  15. 15. With Trillions of dollars in investments to pull oil from the ground, major oil companies have been slow to look at lower carbon footprint energy alternatives. A single tanker of oil can carry an oil payload worth $100 Million dollars. High oil prices effectively give permission to increase drilling and enjoys political support.
  16. 16. Exxon Mobile had $40 Billion in profit in 2007 – the largest corporate profit ever recorded. Exxon Mobile invests less than 1/10 th of 1 percent of its profits in renewable energy. Other major oil companies do not fare much better.
  17. 17. It would take at least a decade for oil companies to obtain permits, procure equipment, and do the exploration necessary to get the oil out of the ground, most industry analysts say. And even then, they add, the amount of new oil produced would probably be too small to significantly affect world oil prices.
  18. 18. The nuclear power industry is spending tens of millions of dollars annually to promote atomic power as a “clean air” energy source. When the entire fuel chain is examined, nuclear power is found to be a producer of greenhouse gases.
  19. 19. Adding enough nuclear power to make a meaningful reduction in greenhouse gas emissions would cost trillions of dollars, create tens of thousands of tons of lethal high-level radioactive waste, contribute to further proliferation of nuclear weapons materials.

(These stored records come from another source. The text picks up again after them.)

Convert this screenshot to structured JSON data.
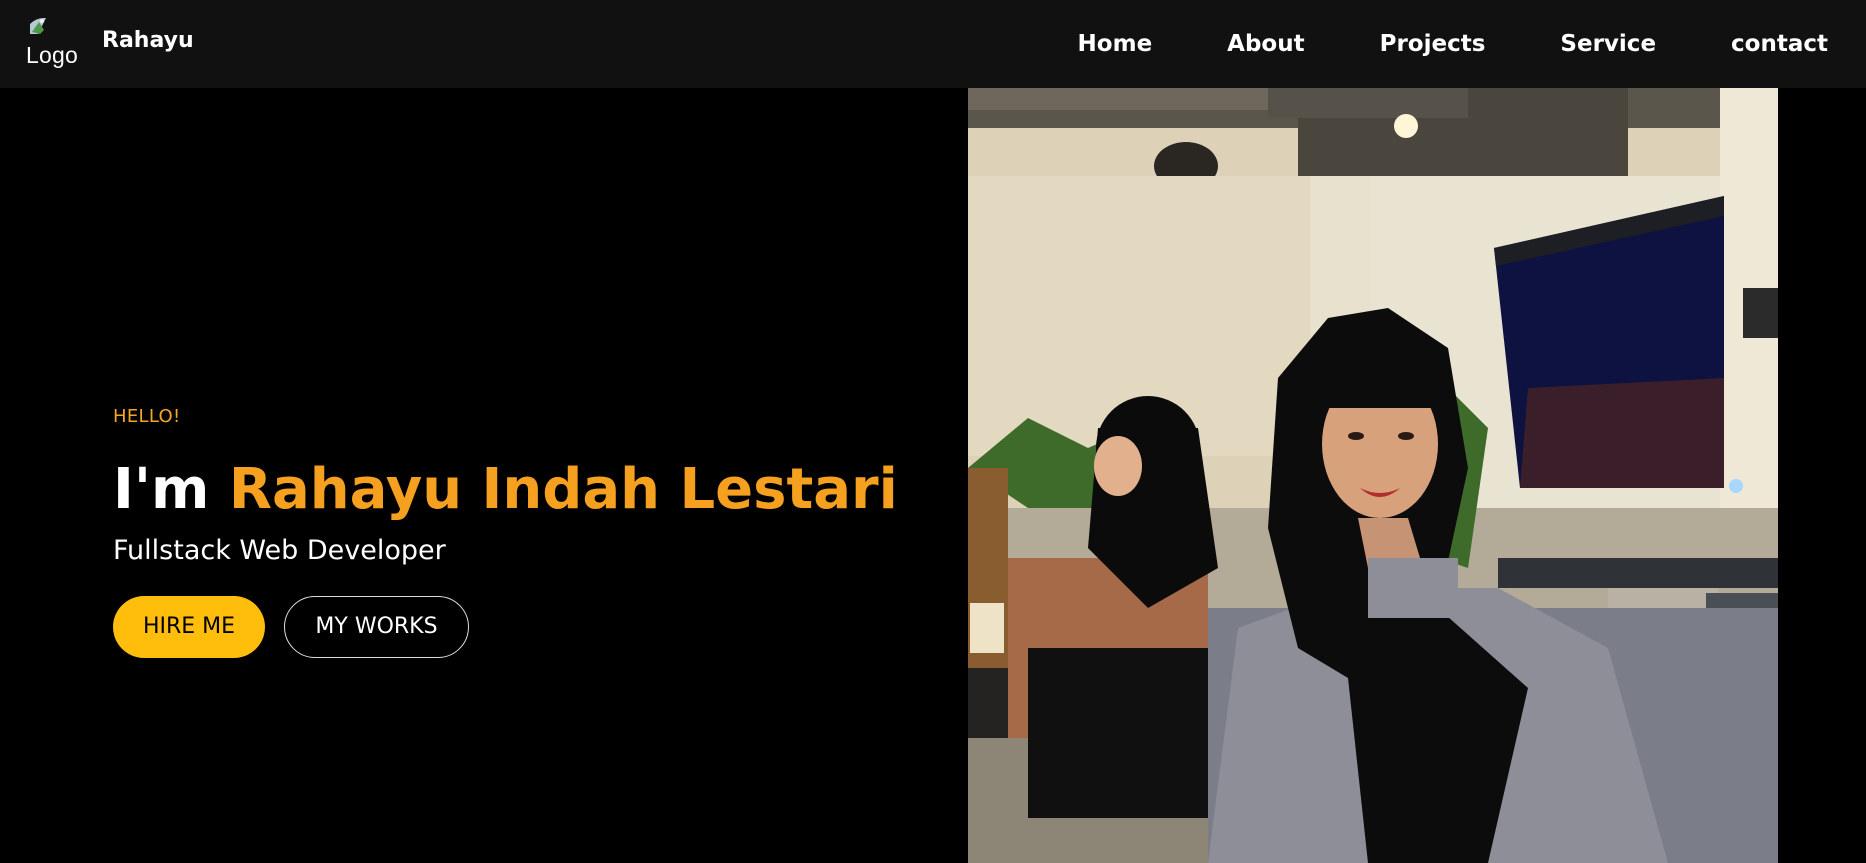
{
  "navbar": {
    "logo_alt": "Logo",
    "brand": "Rahayu",
    "links": [
      "Home",
      "About",
      "Projects",
      "Service",
      "contact"
    ]
  },
  "hero": {
    "greeting": "HELLO!",
    "headline_prefix": "I'm",
    "headline_name": "Rahayu Indah Lestari",
    "role": "Fullstack Web Developer",
    "buttons": {
      "hire": "HIRE ME",
      "works": "MY WORKS"
    }
  },
  "colors": {
    "accent": "#f5a01e",
    "button_yellow": "#ffbe0b",
    "navbar_bg": "#111111",
    "page_bg": "#000000"
  },
  "icons": {
    "logo": "broken-image-icon"
  }
}
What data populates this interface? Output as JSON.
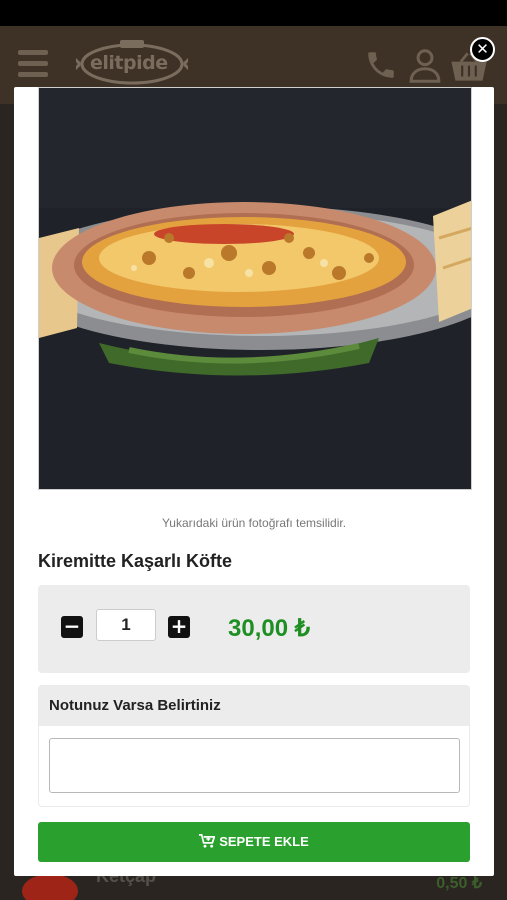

  20. 20. Bio-fuels had widespread initial support. However, if a piece of land goes out of food production in the US, other countries step in to fill the void, which often results in deforestation and increased carbon output, also increasing food costs and famine.
  21. 21. A market mechanism designed to penalize businesses that do not cut their emissions. Businesses with higher emissions will have to buy credits from businesses with lower emissions, creating a market based incentive for making investments to reduce emissions. Will government find the political will to see it through?
  22. 22. <ul><ul><li>Conservation </li></ul></ul><ul><ul><ul><li>Recycling </li></ul></ul></ul><ul><ul><li>Alternate energy sources </li></ul></ul><ul><ul><ul><li>Wind </li></ul></ul></ul><ul><ul><ul><li>Geothermal </li></ul></ul></ul><ul><ul><ul><li>Hydroelectric </li></ul></ul></ul><ul><ul><ul><li>Solar </li></ul></ul></ul>
  23. 23. Europe and Japan passed unpopular taxes. This resulted in higher gas prices, which led to increased fuel economy for cars and increased investments in alternative energies. 7% of Germany’s energy comes from wind, although it has far less wind resources than North Dakota alone.
  24. 24. <ul><li>Make Better Cars and SUV's </li></ul><ul><li>Modernize Electricity Systems with Renewable Energy </li></ul><ul><li>Increase Energy Efficiency </li></ul><ul><li>Protect Threatened Forests </li></ul><ul><li>Support American Ingenuity & Innovation </li></ul>
  25. 25. Requires technological innovation and the cooperation of businesses and governments. Requires a behavioral shift on the part of individuals to change our habits and the way we live and work. Requires we take on responsibility to become the new “Greatest Generation”